_Your instructions:_ From the records below, copy each line that has the word "более" in it.

Page and application data records:
□ □ □
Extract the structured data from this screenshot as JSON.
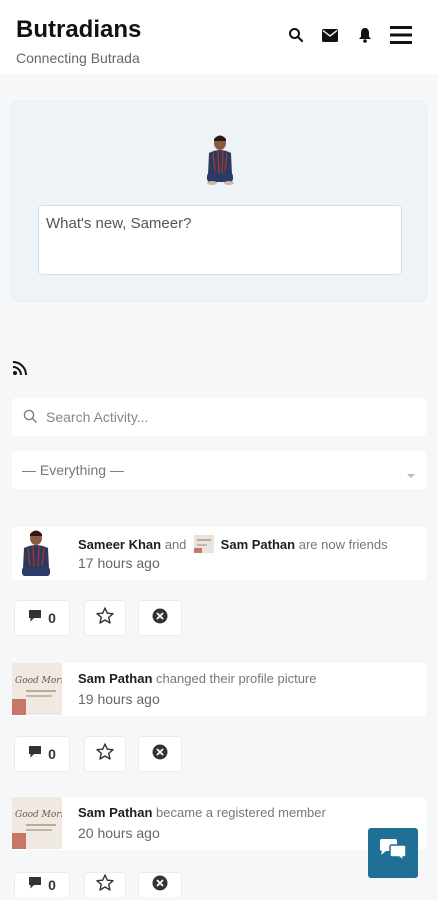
{
  "header": {
    "title": "Butradians",
    "tagline": "Connecting Butrada"
  },
  "post_box": {
    "placeholder": "What's new, Sameer?"
  },
  "activity_filters": {
    "search_placeholder": "Search Activity...",
    "filter_selected": "— Everything —"
  },
  "activities": [
    {
      "actor": "Sameer Khan",
      "connector": "and",
      "target": "Sam Pathan",
      "action": "are now friends",
      "time": "17 hours ago",
      "comments": "0"
    },
    {
      "actor": "Sam Pathan",
      "action": "changed their profile picture",
      "time": "19 hours ago",
      "comments": "0",
      "avatar_text": "Good Morning"
    },
    {
      "actor": "Sam Pathan",
      "action": "became a registered member",
      "time": "20 hours ago",
      "comments": "0",
      "avatar_text": "Good Morning"
    }
  ],
  "colors": {
    "accent": "#1f6f96",
    "page_bg": "#f6f7f8",
    "post_box_bg": "#eef3f7"
  },
  "icons": [
    "search-icon",
    "mail-icon",
    "bell-icon",
    "menu-icon",
    "rss-icon",
    "comment-icon",
    "star-icon",
    "close-circle-icon",
    "chat-icon"
  ]
}
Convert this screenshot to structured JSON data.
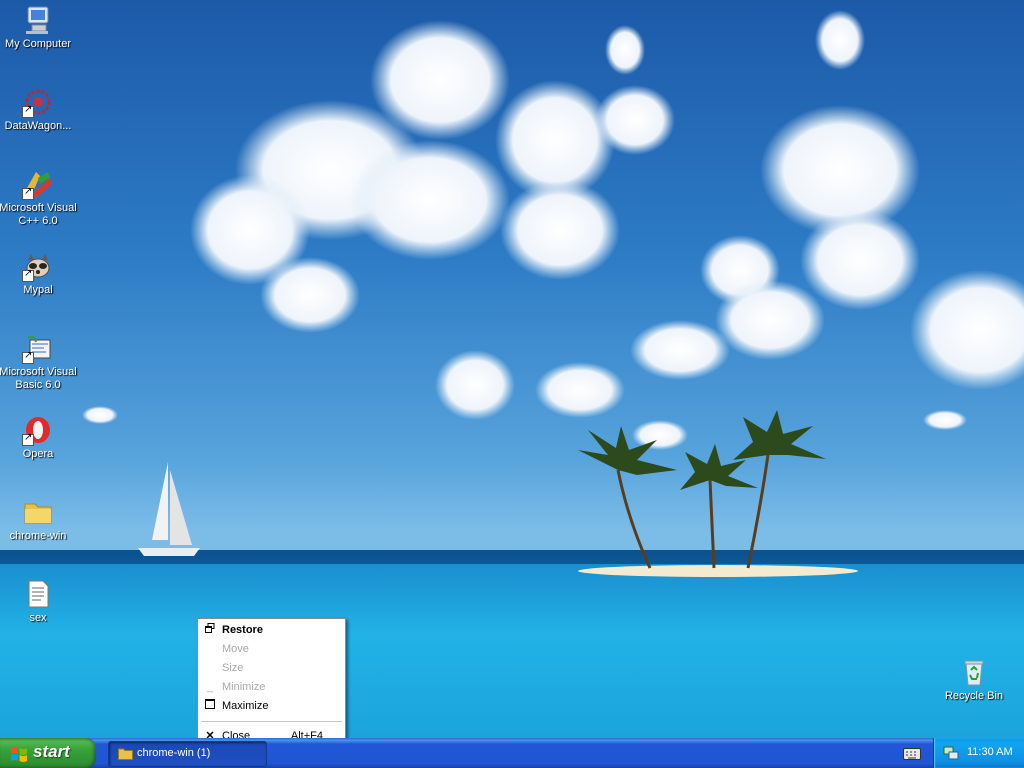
{
  "desktop": {
    "icons": [
      {
        "label": "My Computer",
        "icon": "my-computer-icon"
      },
      {
        "label": "DataWagon...",
        "icon": "datawagon-icon"
      },
      {
        "label": "Microsoft Visual\nC++ 6.0",
        "icon": "visual-cpp-icon"
      },
      {
        "label": "Mypal",
        "icon": "mypal-icon"
      },
      {
        "label": "Microsoft Visual\nBasic 6.0",
        "icon": "visual-basic-icon"
      },
      {
        "label": "Opera",
        "icon": "opera-icon"
      },
      {
        "label": "chrome-win",
        "icon": "folder-icon"
      },
      {
        "label": "sex",
        "icon": "text-file-icon"
      },
      {
        "label": "Recycle Bin",
        "icon": "recycle-bin-icon"
      }
    ]
  },
  "context_menu": {
    "items": [
      {
        "label": "Restore",
        "icon": "restore-icon",
        "state": "default"
      },
      {
        "label": "Move",
        "state": "disabled"
      },
      {
        "label": "Size",
        "state": "disabled"
      },
      {
        "label": "Minimize",
        "icon": "minimize-icon",
        "state": "disabled"
      },
      {
        "label": "Maximize",
        "icon": "maximize-icon",
        "state": "enabled"
      },
      {
        "label": "Close",
        "icon": "close-icon",
        "shortcut": "Alt+F4",
        "state": "enabled"
      }
    ]
  },
  "taskbar": {
    "start_label": "start",
    "task_label": "chrome-win (1)",
    "clock": "11:30 AM"
  },
  "colors": {
    "taskbar_blue": "#2157d7",
    "start_green": "#37a13a",
    "tray_blue": "#0f8fe3",
    "disabled_text": "#a9a9a9"
  }
}
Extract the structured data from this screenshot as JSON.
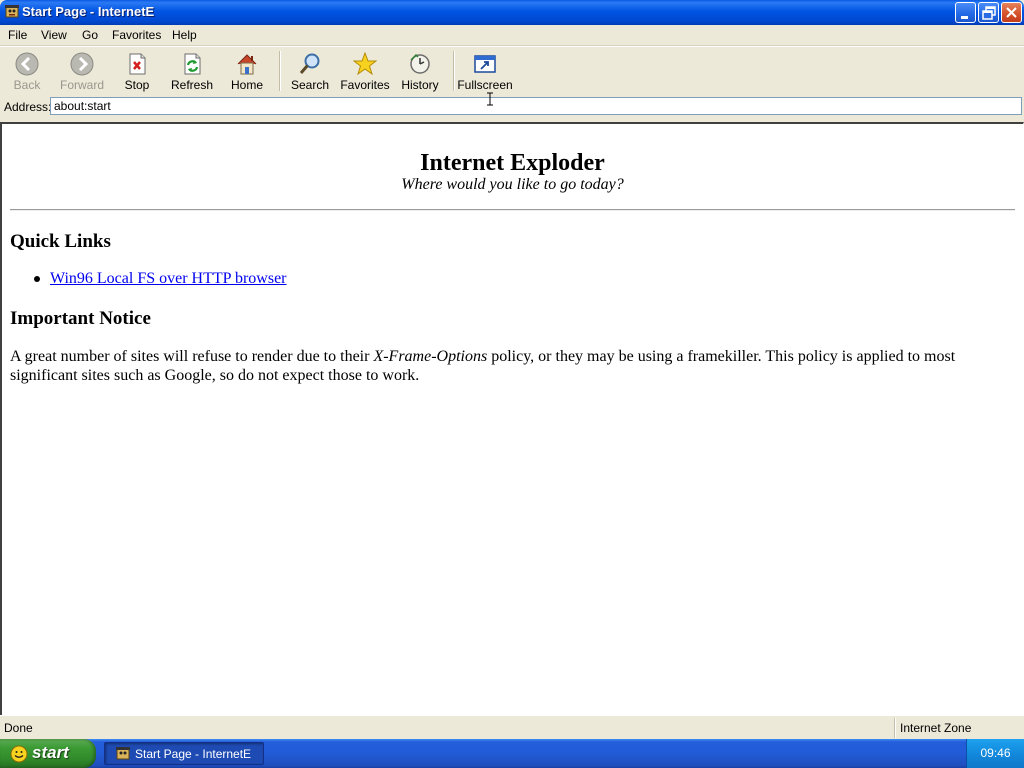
{
  "window": {
    "title": "Start Page - InternetE"
  },
  "menu": [
    "File",
    "View",
    "Go",
    "Favorites",
    "Help"
  ],
  "toolbar": {
    "back": "Back",
    "forward": "Forward",
    "stop": "Stop",
    "refresh": "Refresh",
    "home": "Home",
    "search": "Search",
    "favorites": "Favorites",
    "history": "History",
    "fullscreen": "Fullscreen"
  },
  "address": {
    "label": "Address:",
    "value": "about:start"
  },
  "page": {
    "title": "Internet Exploder",
    "subtitle": "Where would you like to go today?",
    "quick_links_heading": "Quick Links",
    "quick_links": [
      "Win96 Local FS over HTTP browser"
    ],
    "notice_heading": "Important Notice",
    "notice_before": "A great number of sites will refuse to render due to their ",
    "notice_em": "X-Frame-Options",
    "notice_after": " policy, or they may be using a framekiller. This policy is applied to most significant sites such as Google, so do not expect those to work."
  },
  "status": {
    "text": "Done",
    "zone": "Internet Zone"
  },
  "taskbar": {
    "start": "start",
    "task": "Start Page - InternetE",
    "clock": "09:46"
  },
  "colors": {
    "titlebar": "#0054e3",
    "link": "#0000ee",
    "taskbar": "#245edb",
    "start": "#3c9b35"
  }
}
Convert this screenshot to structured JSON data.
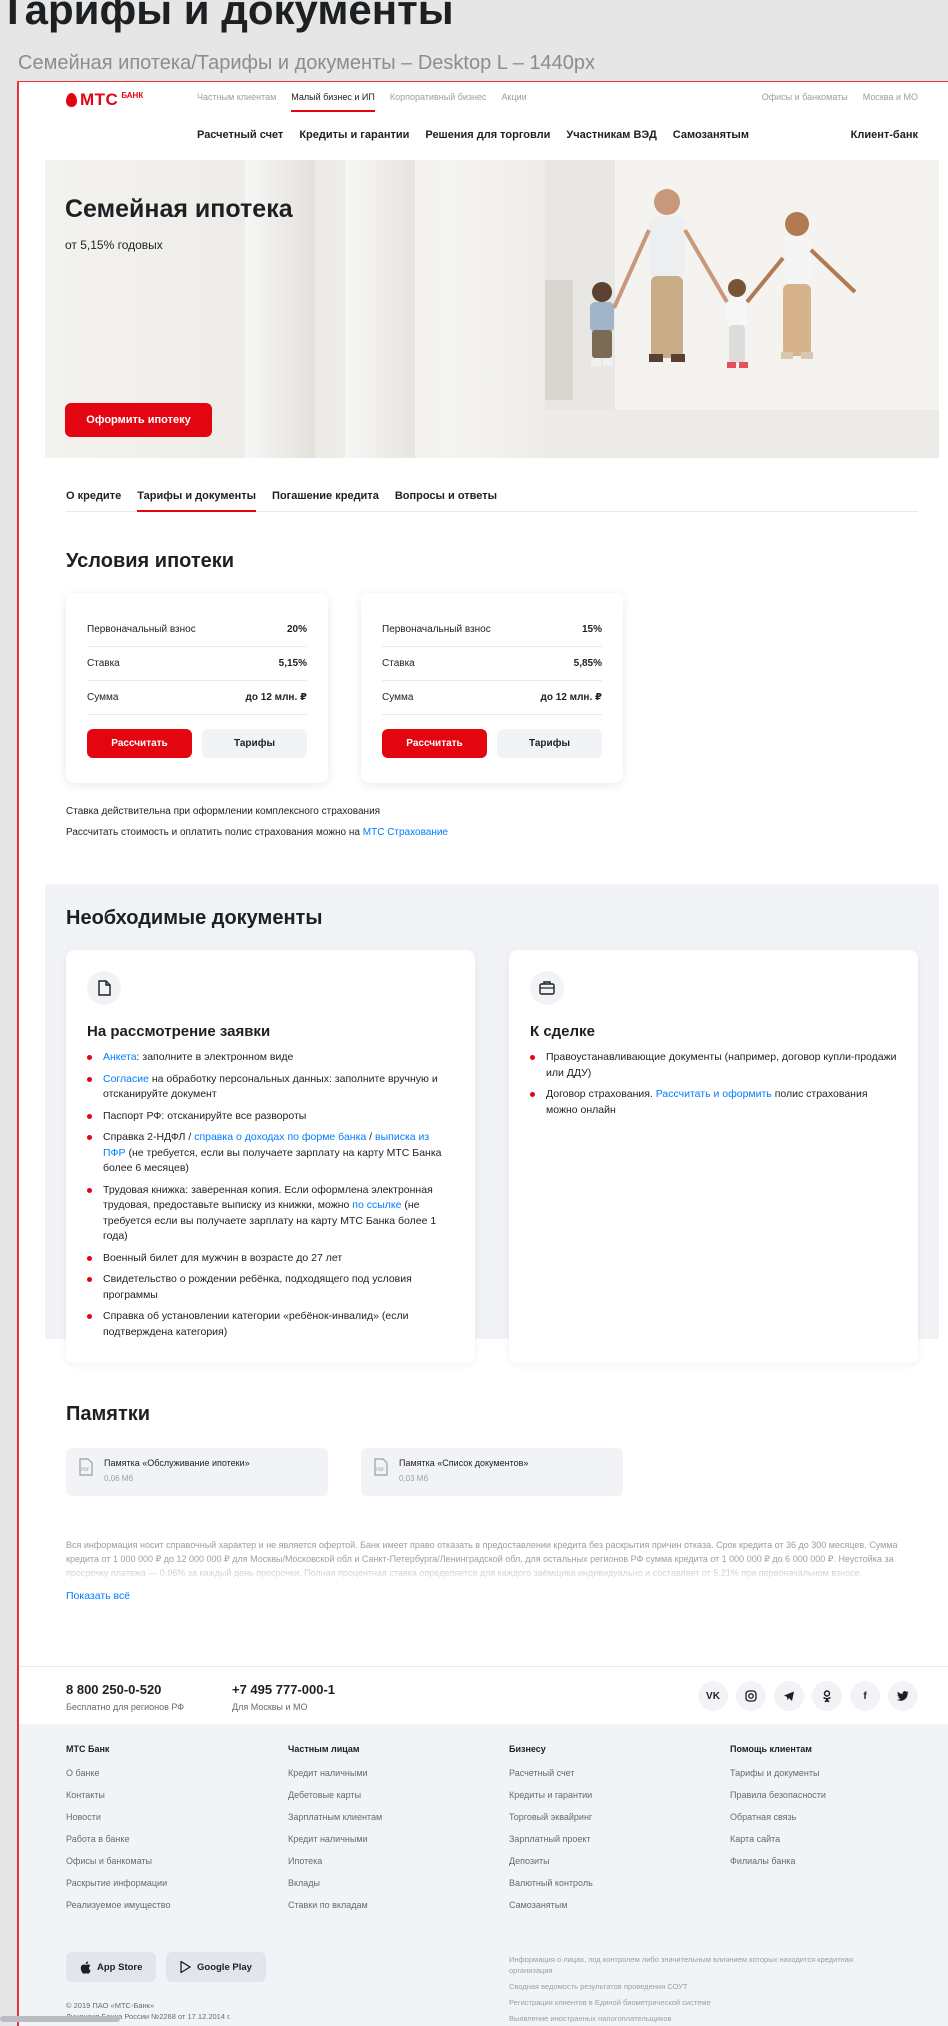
{
  "canvas": {
    "title": "Тарифы и документы",
    "subtitle": "Семейная ипотека/Тарифы и документы – Desktop L – 1440px"
  },
  "header": {
    "logo_text": "МТС",
    "logo_bank": "БАНК",
    "top_nav": [
      "Частным клиентам",
      "Малый бизнес и ИП",
      "Корпоративный бизнес",
      "Акции"
    ],
    "top_nav_active_index": 1,
    "top_right": [
      "Офисы и банкоматы",
      "Москва и МО"
    ],
    "main_nav": [
      "Расчетный счет",
      "Кредиты и гарантии",
      "Решения для торговли",
      "Участникам ВЭД",
      "Самозанятым"
    ],
    "client_bank": "Клиент-банк"
  },
  "hero": {
    "title": "Семейная ипотека",
    "subtitle": "от 5,15% годовых",
    "button": "Оформить ипотеку"
  },
  "tabs": [
    "О кредите",
    "Тарифы и документы",
    "Погашение кредита",
    "Вопросы и ответы"
  ],
  "tabs_active_index": 1,
  "conditions": {
    "title": "Условия ипотеки",
    "cards": [
      {
        "rows": [
          {
            "label": "Первоначальный взнос",
            "value": "20%"
          },
          {
            "label": "Ставка",
            "value": "5,15%"
          },
          {
            "label": "Сумма",
            "value": "до 12 млн. ₽"
          }
        ],
        "calc": "Рассчитать",
        "tariffs": "Тарифы"
      },
      {
        "rows": [
          {
            "label": "Первоначальный взнос",
            "value": "15%"
          },
          {
            "label": "Ставка",
            "value": "5,85%"
          },
          {
            "label": "Сумма",
            "value": "до 12 млн. ₽"
          }
        ],
        "calc": "Рассчитать",
        "tariffs": "Тарифы"
      }
    ],
    "note1": "Ставка действительна при оформлении комплексного страхования",
    "note2_text": "Рассчитать стоимость и оплатить полис страхования можно на ",
    "note2_link": "МТС Страхование"
  },
  "documents": {
    "title": "Необходимые документы",
    "application": {
      "title": "На рассмотрение заявки",
      "items": [
        {
          "link": "Анкета",
          "text": ": заполните в электронном виде"
        },
        {
          "link": "Согласие",
          "text": " на обработку персональных данных: заполните вручную и отсканируйте документ"
        },
        {
          "text": "Паспорт РФ: отсканируйте все развороты"
        },
        {
          "pre": "Справка 2-НДФЛ / ",
          "link": "справка о доходах по форме банка",
          "mid": " / ",
          "link2": "выписка из ПФР",
          "text": " (не требуется, если вы получаете зарплату на карту МТС Банка более 6 месяцев)"
        },
        {
          "pre": "Трудовая книжка: заверенная копия. Если оформлена электронная трудовая, предоставьте выписку из книжки, можно ",
          "link": "по ссылке",
          "text": " (не требуется если вы получаете зарплату на карту МТС Банка более 1 года)"
        },
        {
          "text": "Военный билет для мужчин в возрасте до 27 лет"
        },
        {
          "text": "Свидетельство о рождении ребёнка, подходящего под условия программы"
        },
        {
          "text": "Справка об установлении категории «ребёнок-инвалид» (если подтверждена категория)"
        }
      ]
    },
    "deal": {
      "title": "К сделке",
      "items": [
        {
          "text": "Правоустанавливающие документы (например, договор купли-продажи или ДДУ)"
        },
        {
          "pre": "Договор страхования. ",
          "link": "Рассчитать и оформить",
          "text": " полис страхования можно онлайн"
        }
      ]
    }
  },
  "memos": {
    "title": "Памятки",
    "items": [
      {
        "name": "Памятка «Обслуживание ипотеки»",
        "size": "0,06 Мб"
      },
      {
        "name": "Памятка «Список документов»",
        "size": "0,03 Мб"
      }
    ]
  },
  "disclaimer": {
    "text": "Вся информация носит справочный характер и не является офертой. Банк имеет право отказать в предоставлении кредита без раскрытия причин отказа. Срок кредита от 36 до 300 месяцев. Сумма кредита от 1 000 000 ₽ до 12 000 000 ₽ для Москвы/Московской обл и Санкт-Петербурга/Ленинградской обл, для остальных регионов РФ сумма кредита от 1 000 000 ₽ до 6 000 000 ₽. Неустойка за просрочку платежа — 0,06% за каждый день просрочки. Полная процентная ставка определяется для каждого заёмщика индивидуально и составляет от 5,21% при первоначальном взносе.",
    "show_all": "Показать всё"
  },
  "contacts": [
    {
      "number": "8 800 250-0-520",
      "desc": "Бесплатно для регионов РФ"
    },
    {
      "number": "+7 495 777-000-1",
      "desc": "Для Москвы и МО"
    }
  ],
  "socials": [
    "vk-icon",
    "instagram-icon",
    "telegram-icon",
    "odnoklassniki-icon",
    "facebook-icon",
    "twitter-icon"
  ],
  "footer": {
    "columns": [
      {
        "title": "МТС Банк",
        "items": [
          "О банке",
          "Контакты",
          "Новости",
          "Работа в банке",
          "Офисы и банкоматы",
          "Раскрытие информации",
          "Реализуемое имущество"
        ]
      },
      {
        "title": "Частным лицам",
        "items": [
          "Кредит наличными",
          "Дебетовые карты",
          "Зарплатным клиентам",
          "Кредит наличными",
          "Ипотека",
          "Вклады",
          "Ставки по вкладам"
        ]
      },
      {
        "title": "Бизнесу",
        "items": [
          "Расчетный счет",
          "Кредиты и гарантии",
          "Торговый эквайринг",
          "Зарплатный проект",
          "Депозиты",
          "Валютный контроль",
          "Самозанятым"
        ]
      },
      {
        "title": "Помощь клиентам",
        "items": [
          "Тарифы и документы",
          "Правила безопасности",
          "Обратная связь",
          "Карта сайта",
          "Филиалы банка"
        ]
      }
    ],
    "app_store": "App Store",
    "google_play": "Google Play",
    "copyright1": "© 2019 ПАО «МТС-Банк»",
    "copyright2": "Лицензия Банка России №2268 от 17.12.2014 г.",
    "legal": [
      "Информация о лицах, под контролем либо значительным влиянием которых находится кредитная организация",
      "Сводная ведомость результатов проведения СОУТ",
      "Регистрация клиентов в Единой биометрической системе",
      "Выявление иностранных налогоплательщиков"
    ]
  },
  "colors": {
    "brand": "#e30611",
    "link": "#007cff",
    "frame": "#e8343a"
  }
}
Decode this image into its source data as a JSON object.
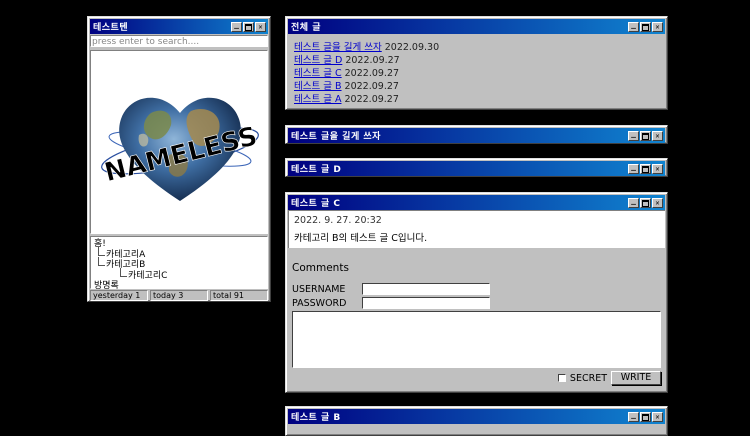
{
  "left_window": {
    "title": "테스트텐",
    "search_placeholder": "press enter to search....",
    "logo_text": "NAMELESS",
    "categories": {
      "home": "홈!",
      "cat_a": "카테고리A",
      "cat_b": "카테고리B",
      "cat_c": "카테고리C",
      "guestbook": "방명록"
    },
    "status": {
      "yesterday": "yesterday 1",
      "today": "today 3",
      "total": "total 91"
    }
  },
  "all_posts": {
    "title": "전체 글",
    "items": [
      {
        "label": "테스트 글을 길게 쓰자",
        "date": "2022.09.30"
      },
      {
        "label": "테스트 글 D",
        "date": "2022.09.27"
      },
      {
        "label": "테스트 글 C",
        "date": "2022.09.27"
      },
      {
        "label": "테스트 글 B",
        "date": "2022.09.27"
      },
      {
        "label": "테스트 글 A",
        "date": "2022.09.27"
      }
    ]
  },
  "post_long": {
    "title": "테스트 글을 길게 쓰자"
  },
  "post_d": {
    "title": "테스트 글 D"
  },
  "post_c": {
    "title": "테스트 글 C",
    "date": "2022. 9. 27. 20:32",
    "text": "카테고리 B의 테스트 글 C입니다.",
    "comments_heading": "Comments",
    "username_label": "USERNAME",
    "password_label": "PASSWORD",
    "secret_label": "SECRET",
    "write_label": "WRITE"
  },
  "post_b": {
    "title": "테스트 글 B"
  },
  "colors": {
    "titlebar_start": "#000080",
    "titlebar_end": "#1084d0",
    "window_face": "#c0c0c0",
    "link": "#0000cc",
    "desktop": "#000000"
  }
}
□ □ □
_Solution to the exercise:_
          "text": " (не требуется, если вы получаете зарплату на карту МТС Банка более 6 месяцев)"
          "text": " (не требуется если вы получаете зарплату на карту МТС Банка более 1 года)"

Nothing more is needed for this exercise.